**WORK INSTRUCTION**
In the records, each line holding "Accept" must be reported.

**SUPPLIED MATERIAL**
##############################

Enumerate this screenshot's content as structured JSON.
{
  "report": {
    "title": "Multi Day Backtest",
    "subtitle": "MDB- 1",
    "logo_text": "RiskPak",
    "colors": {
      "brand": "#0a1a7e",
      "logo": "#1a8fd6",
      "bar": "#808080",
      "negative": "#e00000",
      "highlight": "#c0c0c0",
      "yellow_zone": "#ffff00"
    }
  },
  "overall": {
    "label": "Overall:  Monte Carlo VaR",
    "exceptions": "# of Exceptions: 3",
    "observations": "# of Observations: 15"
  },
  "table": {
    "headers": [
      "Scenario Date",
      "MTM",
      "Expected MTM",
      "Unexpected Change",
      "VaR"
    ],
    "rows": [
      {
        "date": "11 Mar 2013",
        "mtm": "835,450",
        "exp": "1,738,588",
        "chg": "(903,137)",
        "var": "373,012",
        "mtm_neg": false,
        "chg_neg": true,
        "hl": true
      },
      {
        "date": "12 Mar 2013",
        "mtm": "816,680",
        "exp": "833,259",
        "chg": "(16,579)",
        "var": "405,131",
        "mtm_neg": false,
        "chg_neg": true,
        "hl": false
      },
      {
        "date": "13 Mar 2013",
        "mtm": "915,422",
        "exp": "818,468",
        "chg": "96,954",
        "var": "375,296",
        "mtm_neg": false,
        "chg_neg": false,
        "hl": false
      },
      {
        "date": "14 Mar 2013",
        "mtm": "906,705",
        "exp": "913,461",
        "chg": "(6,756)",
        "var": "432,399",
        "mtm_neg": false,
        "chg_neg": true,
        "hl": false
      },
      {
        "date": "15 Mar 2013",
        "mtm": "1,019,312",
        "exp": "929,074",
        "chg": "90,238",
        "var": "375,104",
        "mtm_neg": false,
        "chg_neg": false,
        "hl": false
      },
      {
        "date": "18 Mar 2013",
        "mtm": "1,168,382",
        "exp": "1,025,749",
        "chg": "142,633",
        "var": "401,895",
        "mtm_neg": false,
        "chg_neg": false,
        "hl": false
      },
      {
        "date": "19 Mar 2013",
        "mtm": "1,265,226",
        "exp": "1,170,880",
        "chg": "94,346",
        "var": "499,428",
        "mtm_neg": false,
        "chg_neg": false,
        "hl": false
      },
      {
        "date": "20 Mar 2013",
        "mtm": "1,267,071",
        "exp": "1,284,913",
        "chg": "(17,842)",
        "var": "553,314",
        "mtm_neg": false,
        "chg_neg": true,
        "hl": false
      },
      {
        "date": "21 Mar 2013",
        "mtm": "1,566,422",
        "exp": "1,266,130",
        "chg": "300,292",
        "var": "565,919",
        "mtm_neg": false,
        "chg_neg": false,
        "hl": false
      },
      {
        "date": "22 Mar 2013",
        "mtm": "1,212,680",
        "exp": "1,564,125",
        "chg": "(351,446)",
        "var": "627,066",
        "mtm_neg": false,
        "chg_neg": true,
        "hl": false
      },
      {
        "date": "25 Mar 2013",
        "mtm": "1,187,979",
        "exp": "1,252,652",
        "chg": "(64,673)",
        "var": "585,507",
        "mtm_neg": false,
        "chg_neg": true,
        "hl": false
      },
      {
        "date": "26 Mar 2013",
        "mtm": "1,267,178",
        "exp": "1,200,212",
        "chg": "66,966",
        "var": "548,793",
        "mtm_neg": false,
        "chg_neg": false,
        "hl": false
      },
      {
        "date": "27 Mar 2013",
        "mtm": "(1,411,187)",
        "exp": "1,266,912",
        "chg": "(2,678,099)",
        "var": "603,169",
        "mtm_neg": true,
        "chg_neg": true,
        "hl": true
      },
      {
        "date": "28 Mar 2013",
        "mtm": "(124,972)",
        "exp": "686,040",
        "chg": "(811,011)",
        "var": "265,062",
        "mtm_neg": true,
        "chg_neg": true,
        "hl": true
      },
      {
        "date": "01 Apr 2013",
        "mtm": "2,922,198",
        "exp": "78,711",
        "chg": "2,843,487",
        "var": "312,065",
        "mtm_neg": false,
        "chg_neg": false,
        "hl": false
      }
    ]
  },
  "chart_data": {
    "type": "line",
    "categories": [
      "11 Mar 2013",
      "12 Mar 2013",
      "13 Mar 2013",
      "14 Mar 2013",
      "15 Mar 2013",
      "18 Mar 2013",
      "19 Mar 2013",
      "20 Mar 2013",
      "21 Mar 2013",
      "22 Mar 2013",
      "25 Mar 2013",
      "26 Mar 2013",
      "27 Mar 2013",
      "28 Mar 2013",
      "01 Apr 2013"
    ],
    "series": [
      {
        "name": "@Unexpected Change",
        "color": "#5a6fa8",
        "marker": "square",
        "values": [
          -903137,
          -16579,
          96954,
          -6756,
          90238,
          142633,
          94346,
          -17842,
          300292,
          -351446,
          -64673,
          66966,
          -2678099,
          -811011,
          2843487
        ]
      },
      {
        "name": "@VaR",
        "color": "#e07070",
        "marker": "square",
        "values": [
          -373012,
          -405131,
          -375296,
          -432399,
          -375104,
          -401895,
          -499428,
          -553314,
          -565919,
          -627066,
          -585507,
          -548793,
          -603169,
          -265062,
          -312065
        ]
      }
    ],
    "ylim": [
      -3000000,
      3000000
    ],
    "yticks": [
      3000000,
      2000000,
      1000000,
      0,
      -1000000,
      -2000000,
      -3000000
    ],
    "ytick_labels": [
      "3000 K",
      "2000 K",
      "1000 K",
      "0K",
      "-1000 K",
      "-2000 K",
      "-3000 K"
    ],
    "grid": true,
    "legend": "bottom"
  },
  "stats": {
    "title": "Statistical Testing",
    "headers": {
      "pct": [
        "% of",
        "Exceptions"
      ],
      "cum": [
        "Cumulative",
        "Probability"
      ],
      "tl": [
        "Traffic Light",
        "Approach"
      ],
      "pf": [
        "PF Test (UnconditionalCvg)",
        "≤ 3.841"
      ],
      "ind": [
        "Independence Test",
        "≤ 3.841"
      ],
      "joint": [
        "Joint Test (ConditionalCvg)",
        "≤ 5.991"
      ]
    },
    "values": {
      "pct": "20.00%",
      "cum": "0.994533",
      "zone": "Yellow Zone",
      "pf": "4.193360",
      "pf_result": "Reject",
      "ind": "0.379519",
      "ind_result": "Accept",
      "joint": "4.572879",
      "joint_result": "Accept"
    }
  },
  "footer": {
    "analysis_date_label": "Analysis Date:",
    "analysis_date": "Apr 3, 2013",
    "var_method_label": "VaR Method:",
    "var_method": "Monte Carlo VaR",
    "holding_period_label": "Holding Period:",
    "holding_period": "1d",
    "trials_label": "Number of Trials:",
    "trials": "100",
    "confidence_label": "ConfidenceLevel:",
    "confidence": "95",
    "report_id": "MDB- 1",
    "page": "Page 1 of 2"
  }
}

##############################

**TASK ANSWER**
      "ind_result": "Accept",
      "joint_result": "Accept"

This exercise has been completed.